### Exercise material

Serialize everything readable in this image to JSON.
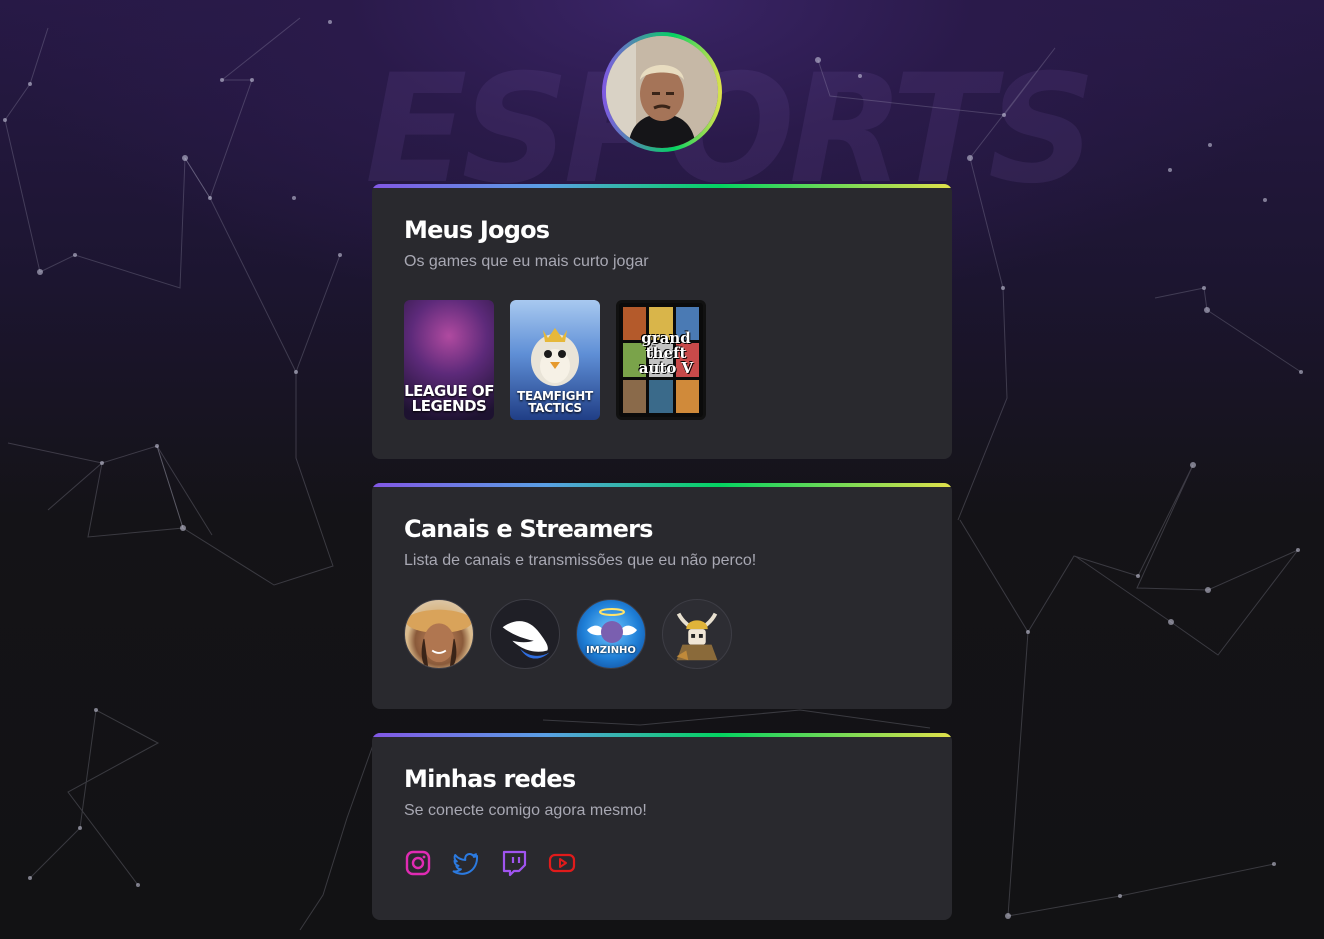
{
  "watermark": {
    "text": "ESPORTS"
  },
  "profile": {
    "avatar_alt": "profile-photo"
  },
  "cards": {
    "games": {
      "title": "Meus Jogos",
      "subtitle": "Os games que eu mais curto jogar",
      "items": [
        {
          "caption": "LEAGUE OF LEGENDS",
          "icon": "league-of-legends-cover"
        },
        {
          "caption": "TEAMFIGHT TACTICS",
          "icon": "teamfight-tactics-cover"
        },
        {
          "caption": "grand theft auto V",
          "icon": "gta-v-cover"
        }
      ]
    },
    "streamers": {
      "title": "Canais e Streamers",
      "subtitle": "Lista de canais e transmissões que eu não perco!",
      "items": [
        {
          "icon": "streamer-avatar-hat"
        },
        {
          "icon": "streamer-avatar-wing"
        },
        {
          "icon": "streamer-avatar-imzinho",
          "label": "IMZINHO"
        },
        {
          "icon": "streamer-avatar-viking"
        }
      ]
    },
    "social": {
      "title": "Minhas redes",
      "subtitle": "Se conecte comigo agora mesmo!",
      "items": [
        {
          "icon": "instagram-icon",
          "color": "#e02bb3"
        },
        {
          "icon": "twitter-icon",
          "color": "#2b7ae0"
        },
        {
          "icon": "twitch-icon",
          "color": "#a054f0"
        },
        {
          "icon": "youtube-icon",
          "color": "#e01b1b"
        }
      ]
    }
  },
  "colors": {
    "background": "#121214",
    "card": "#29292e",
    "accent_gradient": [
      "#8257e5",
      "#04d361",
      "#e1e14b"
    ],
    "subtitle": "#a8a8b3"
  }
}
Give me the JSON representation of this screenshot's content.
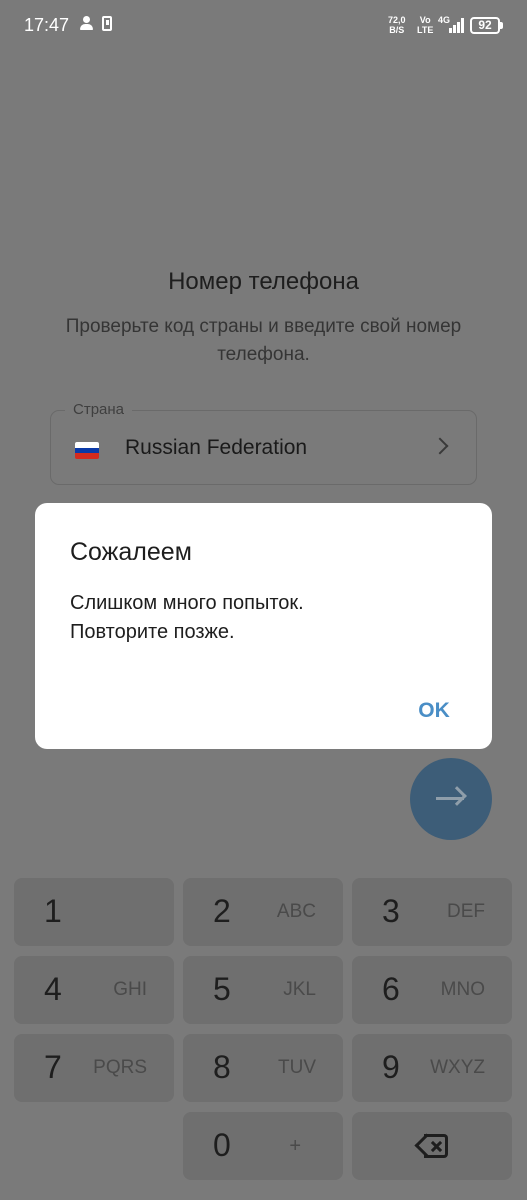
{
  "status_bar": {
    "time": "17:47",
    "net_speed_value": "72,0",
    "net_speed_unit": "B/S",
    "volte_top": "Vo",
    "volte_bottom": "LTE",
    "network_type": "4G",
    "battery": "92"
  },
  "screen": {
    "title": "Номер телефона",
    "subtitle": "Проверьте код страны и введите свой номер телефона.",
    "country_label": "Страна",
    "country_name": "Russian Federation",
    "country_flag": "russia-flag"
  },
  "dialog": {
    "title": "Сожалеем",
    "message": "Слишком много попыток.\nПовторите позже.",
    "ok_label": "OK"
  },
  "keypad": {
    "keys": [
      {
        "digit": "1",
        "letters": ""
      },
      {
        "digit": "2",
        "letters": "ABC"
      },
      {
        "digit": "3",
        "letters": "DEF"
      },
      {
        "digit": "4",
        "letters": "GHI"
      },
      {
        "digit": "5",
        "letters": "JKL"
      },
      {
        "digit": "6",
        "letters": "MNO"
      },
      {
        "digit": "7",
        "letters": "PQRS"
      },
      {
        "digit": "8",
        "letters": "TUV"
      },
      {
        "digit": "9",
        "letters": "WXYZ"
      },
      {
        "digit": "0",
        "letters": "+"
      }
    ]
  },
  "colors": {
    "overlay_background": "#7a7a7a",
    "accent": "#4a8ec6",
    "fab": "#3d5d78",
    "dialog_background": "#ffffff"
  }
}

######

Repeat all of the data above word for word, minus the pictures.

> **Your solution**
Serialize everything readable in this image to JSON.
{
  "watermark": {
    "text": "ESPORTS"
  },
  "profile": {
    "avatar_alt": "profile-photo"
  },
  "cards": {
    "games": {
      "title": "Meus Jogos",
      "subtitle": "Os games que eu mais curto jogar",
      "items": [
        {
          "caption": "LEAGUE OF LEGENDS",
          "icon": "league-of-legends-cover"
        },
        {
          "caption": "TEAMFIGHT TACTICS",
          "icon": "teamfight-tactics-cover"
        },
        {
          "caption": "grand theft auto V",
          "icon": "gta-v-cover"
        }
      ]
    },
    "streamers": {
      "title": "Canais e Streamers",
      "subtitle": "Lista de canais e transmissões que eu não perco!",
      "items": [
        {
          "icon": "streamer-avatar-hat"
        },
        {
          "icon": "streamer-avatar-wing"
        },
        {
          "icon": "streamer-avatar-imzinho",
          "label": "IMZINHO"
        },
        {
          "icon": "streamer-avatar-viking"
        }
      ]
    },
    "social": {
      "title": "Minhas redes",
      "subtitle": "Se conecte comigo agora mesmo!",
      "items": [
        {
          "icon": "instagram-icon",
          "color": "#e02bb3"
        },
        {
          "icon": "twitter-icon",
          "color": "#2b7ae0"
        },
        {
          "icon": "twitch-icon",
          "color": "#a054f0"
        },
        {
          "icon": "youtube-icon",
          "color": "#e01b1b"
        }
      ]
    }
  },
  "colors": {
    "background": "#121214",
    "card": "#29292e",
    "accent_gradient": [
      "#8257e5",
      "#04d361",
      "#e1e14b"
    ],
    "subtitle": "#a8a8b3"
  }
}
Give me the JSON representation of this screenshot's content.
{
  "status_bar": {
    "time": "17:47",
    "net_speed_value": "72,0",
    "net_speed_unit": "B/S",
    "volte_top": "Vo",
    "volte_bottom": "LTE",
    "network_type": "4G",
    "battery": "92"
  },
  "screen": {
    "title": "Номер телефона",
    "subtitle": "Проверьте код страны и введите свой номер телефона.",
    "country_label": "Страна",
    "country_name": "Russian Federation",
    "country_flag": "russia-flag"
  },
  "dialog": {
    "title": "Сожалеем",
    "message": "Слишком много попыток.\nПовторите позже.",
    "ok_label": "OK"
  },
  "keypad": {
    "keys": [
      {
        "digit": "1",
        "letters": ""
      },
      {
        "digit": "2",
        "letters": "ABC"
      },
      {
        "digit": "3",
        "letters": "DEF"
      },
      {
        "digit": "4",
        "letters": "GHI"
      },
      {
        "digit": "5",
        "letters": "JKL"
      },
      {
        "digit": "6",
        "letters": "MNO"
      },
      {
        "digit": "7",
        "letters": "PQRS"
      },
      {
        "digit": "8",
        "letters": "TUV"
      },
      {
        "digit": "9",
        "letters": "WXYZ"
      },
      {
        "digit": "0",
        "letters": "+"
      }
    ]
  },
  "colors": {
    "overlay_background": "#7a7a7a",
    "accent": "#4a8ec6",
    "fab": "#3d5d78",
    "dialog_background": "#ffffff"
  }
}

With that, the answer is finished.